Task instructions: One number alone answers this: the count of lines below in which the word "Workflow" is found.

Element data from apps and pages
Content starts
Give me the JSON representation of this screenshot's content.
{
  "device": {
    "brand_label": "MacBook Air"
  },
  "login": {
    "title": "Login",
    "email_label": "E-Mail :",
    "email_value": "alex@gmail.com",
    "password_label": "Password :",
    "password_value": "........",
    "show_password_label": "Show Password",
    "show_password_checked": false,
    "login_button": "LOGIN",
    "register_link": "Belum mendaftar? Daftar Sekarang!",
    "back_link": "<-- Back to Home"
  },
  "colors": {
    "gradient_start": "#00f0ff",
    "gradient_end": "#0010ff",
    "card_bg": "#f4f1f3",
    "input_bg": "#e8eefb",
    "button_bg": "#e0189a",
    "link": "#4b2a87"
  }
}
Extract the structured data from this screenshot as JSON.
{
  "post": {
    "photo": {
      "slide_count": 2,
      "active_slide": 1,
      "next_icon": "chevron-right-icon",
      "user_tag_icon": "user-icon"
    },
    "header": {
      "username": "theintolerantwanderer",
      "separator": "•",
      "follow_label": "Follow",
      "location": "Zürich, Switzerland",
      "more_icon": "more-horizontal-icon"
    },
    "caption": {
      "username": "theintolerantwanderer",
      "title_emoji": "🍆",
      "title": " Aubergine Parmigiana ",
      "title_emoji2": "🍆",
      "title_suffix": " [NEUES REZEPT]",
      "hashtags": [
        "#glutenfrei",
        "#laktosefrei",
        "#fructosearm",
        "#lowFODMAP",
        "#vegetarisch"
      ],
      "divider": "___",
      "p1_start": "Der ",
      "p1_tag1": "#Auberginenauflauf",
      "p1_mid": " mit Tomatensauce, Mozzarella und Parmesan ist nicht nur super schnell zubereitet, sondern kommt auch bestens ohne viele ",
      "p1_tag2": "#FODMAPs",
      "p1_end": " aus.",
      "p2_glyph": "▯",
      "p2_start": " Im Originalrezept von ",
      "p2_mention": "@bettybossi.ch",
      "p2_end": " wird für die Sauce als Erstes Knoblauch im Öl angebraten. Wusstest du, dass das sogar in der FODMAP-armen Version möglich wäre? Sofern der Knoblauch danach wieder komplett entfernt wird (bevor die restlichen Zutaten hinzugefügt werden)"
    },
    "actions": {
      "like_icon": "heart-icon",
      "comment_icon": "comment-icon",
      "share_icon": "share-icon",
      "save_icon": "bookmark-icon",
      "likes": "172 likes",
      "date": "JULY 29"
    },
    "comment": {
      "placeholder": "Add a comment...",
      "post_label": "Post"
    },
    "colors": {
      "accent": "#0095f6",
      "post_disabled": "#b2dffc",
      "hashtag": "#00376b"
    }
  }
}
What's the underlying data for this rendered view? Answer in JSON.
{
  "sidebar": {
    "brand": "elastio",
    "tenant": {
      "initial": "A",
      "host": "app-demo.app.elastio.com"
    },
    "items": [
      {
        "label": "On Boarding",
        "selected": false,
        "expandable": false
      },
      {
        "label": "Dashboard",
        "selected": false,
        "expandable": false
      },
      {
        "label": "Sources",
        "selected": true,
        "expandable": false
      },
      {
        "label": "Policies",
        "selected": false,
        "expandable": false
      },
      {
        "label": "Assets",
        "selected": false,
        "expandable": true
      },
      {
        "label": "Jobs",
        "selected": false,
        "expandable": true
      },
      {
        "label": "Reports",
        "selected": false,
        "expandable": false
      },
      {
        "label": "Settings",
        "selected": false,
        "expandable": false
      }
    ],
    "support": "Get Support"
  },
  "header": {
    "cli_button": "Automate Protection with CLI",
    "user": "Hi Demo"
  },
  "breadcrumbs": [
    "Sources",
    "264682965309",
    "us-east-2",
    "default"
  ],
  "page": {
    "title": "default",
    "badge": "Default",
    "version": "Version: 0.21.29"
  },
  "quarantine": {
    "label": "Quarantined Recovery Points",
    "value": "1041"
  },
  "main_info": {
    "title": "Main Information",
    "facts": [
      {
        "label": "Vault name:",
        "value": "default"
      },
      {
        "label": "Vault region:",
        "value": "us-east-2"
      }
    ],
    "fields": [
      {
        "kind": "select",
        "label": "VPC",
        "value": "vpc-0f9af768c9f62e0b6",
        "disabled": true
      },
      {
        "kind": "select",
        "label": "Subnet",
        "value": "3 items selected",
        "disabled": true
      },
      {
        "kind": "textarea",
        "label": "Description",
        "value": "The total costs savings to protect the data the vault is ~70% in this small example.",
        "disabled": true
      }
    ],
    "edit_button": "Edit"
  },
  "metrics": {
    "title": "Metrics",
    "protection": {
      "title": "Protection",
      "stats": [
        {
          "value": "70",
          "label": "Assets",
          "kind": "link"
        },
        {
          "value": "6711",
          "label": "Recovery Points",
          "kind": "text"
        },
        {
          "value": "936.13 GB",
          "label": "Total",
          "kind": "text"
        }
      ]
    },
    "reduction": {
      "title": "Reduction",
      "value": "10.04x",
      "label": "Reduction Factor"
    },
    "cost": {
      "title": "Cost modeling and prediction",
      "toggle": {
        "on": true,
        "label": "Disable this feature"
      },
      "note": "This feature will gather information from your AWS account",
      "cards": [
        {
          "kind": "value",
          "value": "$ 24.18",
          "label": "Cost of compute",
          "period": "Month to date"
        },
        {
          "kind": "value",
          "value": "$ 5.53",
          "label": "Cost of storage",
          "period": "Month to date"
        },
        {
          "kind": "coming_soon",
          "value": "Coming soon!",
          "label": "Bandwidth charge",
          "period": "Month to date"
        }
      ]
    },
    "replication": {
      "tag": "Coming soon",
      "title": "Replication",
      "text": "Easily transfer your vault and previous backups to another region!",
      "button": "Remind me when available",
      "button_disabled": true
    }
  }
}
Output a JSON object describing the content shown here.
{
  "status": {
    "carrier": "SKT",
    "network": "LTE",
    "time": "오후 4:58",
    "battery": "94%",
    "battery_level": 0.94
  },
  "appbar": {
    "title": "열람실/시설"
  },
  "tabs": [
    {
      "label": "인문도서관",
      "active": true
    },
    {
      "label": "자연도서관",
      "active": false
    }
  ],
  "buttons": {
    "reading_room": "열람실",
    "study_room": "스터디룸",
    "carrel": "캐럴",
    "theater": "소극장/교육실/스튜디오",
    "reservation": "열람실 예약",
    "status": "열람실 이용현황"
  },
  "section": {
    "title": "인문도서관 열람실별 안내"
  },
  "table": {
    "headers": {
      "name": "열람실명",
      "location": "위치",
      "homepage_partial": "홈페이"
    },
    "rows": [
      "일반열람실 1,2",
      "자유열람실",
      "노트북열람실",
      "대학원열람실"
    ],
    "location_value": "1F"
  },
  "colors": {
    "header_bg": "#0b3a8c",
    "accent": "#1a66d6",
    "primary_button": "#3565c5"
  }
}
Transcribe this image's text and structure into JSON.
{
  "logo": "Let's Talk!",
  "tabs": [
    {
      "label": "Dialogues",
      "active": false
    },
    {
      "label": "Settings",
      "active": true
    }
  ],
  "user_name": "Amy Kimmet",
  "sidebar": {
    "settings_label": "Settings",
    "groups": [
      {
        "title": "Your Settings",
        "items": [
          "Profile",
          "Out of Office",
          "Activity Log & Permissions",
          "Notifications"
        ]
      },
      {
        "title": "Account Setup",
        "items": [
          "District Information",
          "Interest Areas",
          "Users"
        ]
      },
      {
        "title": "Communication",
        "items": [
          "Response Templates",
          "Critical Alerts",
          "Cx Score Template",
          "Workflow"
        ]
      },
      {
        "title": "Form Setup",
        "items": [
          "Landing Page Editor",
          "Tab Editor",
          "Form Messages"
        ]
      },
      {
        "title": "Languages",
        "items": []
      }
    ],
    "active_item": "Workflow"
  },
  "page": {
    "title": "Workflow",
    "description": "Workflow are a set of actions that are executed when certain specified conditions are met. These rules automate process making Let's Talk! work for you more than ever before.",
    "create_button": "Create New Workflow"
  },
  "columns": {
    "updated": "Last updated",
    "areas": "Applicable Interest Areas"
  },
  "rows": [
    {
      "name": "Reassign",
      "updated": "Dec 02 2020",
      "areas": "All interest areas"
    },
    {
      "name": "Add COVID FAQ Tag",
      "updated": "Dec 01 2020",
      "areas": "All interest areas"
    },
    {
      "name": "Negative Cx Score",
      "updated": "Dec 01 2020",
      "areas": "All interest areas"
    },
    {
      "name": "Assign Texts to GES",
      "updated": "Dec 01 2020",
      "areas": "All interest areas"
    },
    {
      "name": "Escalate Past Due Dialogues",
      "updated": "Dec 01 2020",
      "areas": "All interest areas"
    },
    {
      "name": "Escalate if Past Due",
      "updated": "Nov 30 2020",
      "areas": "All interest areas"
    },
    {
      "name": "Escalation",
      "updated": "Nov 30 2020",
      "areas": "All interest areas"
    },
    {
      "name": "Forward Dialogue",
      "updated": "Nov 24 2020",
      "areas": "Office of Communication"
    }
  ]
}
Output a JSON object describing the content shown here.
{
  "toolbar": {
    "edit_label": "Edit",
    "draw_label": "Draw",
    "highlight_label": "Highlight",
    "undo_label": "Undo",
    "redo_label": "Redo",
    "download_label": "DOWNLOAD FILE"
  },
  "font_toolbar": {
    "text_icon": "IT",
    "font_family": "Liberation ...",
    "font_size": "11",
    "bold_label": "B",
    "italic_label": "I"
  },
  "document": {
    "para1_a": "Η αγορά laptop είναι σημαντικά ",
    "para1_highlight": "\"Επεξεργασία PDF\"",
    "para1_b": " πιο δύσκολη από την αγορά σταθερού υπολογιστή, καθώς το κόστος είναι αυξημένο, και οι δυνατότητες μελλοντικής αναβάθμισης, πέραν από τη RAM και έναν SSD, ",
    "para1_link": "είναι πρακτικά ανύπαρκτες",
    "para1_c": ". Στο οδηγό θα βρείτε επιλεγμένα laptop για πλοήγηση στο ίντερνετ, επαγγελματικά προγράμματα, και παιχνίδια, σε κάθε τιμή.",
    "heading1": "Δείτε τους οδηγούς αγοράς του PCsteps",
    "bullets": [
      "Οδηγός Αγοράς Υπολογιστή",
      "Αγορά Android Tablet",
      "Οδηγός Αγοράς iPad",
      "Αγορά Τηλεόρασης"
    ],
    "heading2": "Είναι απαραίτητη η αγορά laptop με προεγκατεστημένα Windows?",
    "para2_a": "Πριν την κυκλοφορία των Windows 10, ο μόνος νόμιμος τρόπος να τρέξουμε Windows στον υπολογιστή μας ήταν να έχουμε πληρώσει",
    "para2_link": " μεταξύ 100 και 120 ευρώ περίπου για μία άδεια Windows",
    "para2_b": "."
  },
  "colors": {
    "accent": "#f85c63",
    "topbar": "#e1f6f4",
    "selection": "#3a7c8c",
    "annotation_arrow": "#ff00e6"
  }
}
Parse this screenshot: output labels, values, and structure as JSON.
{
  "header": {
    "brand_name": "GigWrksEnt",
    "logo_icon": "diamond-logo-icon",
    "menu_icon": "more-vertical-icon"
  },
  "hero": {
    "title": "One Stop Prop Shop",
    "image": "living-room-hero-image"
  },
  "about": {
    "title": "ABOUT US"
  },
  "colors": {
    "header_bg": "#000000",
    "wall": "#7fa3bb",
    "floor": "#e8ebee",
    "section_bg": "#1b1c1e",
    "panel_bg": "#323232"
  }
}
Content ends
Completed exercise: 5